◆ Exercise data ◆
* * *

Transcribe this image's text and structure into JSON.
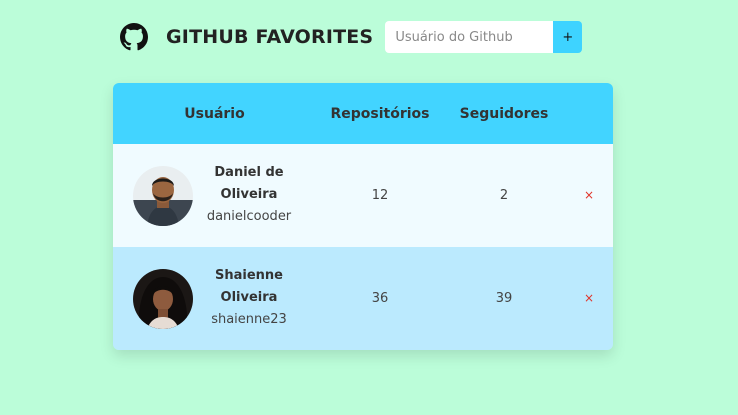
{
  "header": {
    "title": "GITHUB FAVORITES",
    "logo_icon": "github-icon"
  },
  "search": {
    "placeholder": "Usuário do Github",
    "value": "",
    "button_label": "+",
    "button_color": "#3ed3ff"
  },
  "table": {
    "columns": [
      "Usuário",
      "Repositórios",
      "Seguidores"
    ],
    "header_color": "#42d4ff",
    "rows": [
      {
        "name": "Daniel de Oliveira",
        "login": "danielcooder",
        "repositories": "12",
        "followers": "2",
        "remove_label": "×"
      },
      {
        "name": "Shaienne Oliveira",
        "login": "shaienne23",
        "repositories": "36",
        "followers": "39",
        "remove_label": "×"
      }
    ]
  },
  "colors": {
    "background": "#bbfdd9",
    "row_odd": "#f0fbff",
    "row_even": "#bbeafe",
    "remove": "#e0342a"
  }
}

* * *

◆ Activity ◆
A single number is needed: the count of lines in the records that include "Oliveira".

◆ The answer ◆
2